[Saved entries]
--- START ---

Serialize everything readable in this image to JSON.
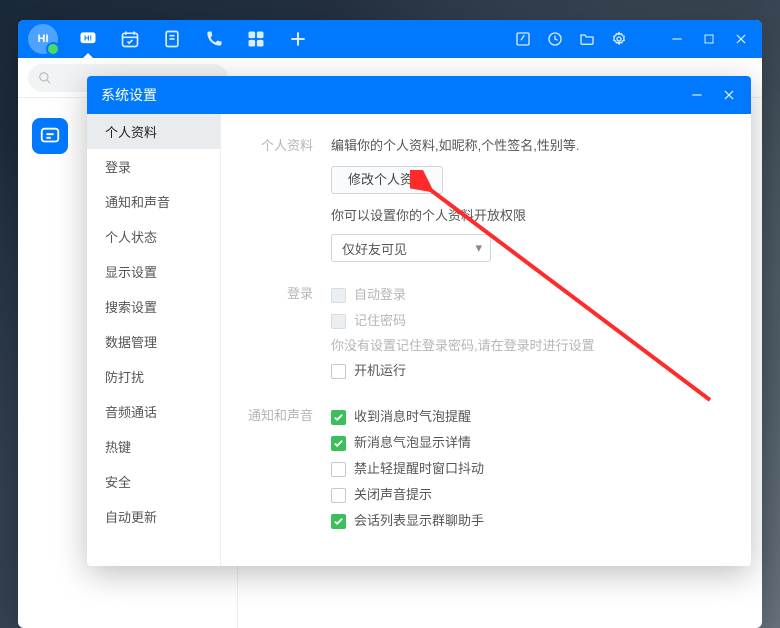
{
  "dialog": {
    "title": "系统设置",
    "nav": [
      "个人资料",
      "登录",
      "通知和声音",
      "个人状态",
      "显示设置",
      "搜索设置",
      "数据管理",
      "防打扰",
      "音频通话",
      "热键",
      "安全",
      "自动更新"
    ],
    "section_personal": {
      "label": "个人资料",
      "desc": "编辑你的个人资料,如昵称,个性签名,性别等.",
      "btn": "修改个人资料",
      "perm_hint": "你可以设置你的个人资料开放权限",
      "perm_value": "仅好友可见"
    },
    "section_login": {
      "label": "登录",
      "auto": "自动登录",
      "remember": "记住密码",
      "hint": "你没有设置记住登录密码,请在登录时进行设置",
      "boot": "开机运行"
    },
    "section_notify": {
      "label": "通知和声音",
      "items": [
        {
          "text": "收到消息时气泡提醒",
          "on": true
        },
        {
          "text": "新消息气泡显示详情",
          "on": true
        },
        {
          "text": "禁止轻提醒时窗口抖动",
          "on": false
        },
        {
          "text": "关闭声音提示",
          "on": false
        },
        {
          "text": "会话列表显示群聊助手",
          "on": true
        }
      ]
    }
  },
  "avatar": "HI"
}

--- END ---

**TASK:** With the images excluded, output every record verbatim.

**TASK RESULT:**
Serialize everything readable in this image to JSON.
{
  "dialog": {
    "title": "系统设置",
    "nav": [
      "个人资料",
      "登录",
      "通知和声音",
      "个人状态",
      "显示设置",
      "搜索设置",
      "数据管理",
      "防打扰",
      "音频通话",
      "热键",
      "安全",
      "自动更新"
    ],
    "section_personal": {
      "label": "个人资料",
      "desc": "编辑你的个人资料,如昵称,个性签名,性别等.",
      "btn": "修改个人资料",
      "perm_hint": "你可以设置你的个人资料开放权限",
      "perm_value": "仅好友可见"
    },
    "section_login": {
      "label": "登录",
      "auto": "自动登录",
      "remember": "记住密码",
      "hint": "你没有设置记住登录密码,请在登录时进行设置",
      "boot": "开机运行"
    },
    "section_notify": {
      "label": "通知和声音",
      "items": [
        {
          "text": "收到消息时气泡提醒",
          "on": true
        },
        {
          "text": "新消息气泡显示详情",
          "on": true
        },
        {
          "text": "禁止轻提醒时窗口抖动",
          "on": false
        },
        {
          "text": "关闭声音提示",
          "on": false
        },
        {
          "text": "会话列表显示群聊助手",
          "on": true
        }
      ]
    }
  },
  "avatar": "HI"
}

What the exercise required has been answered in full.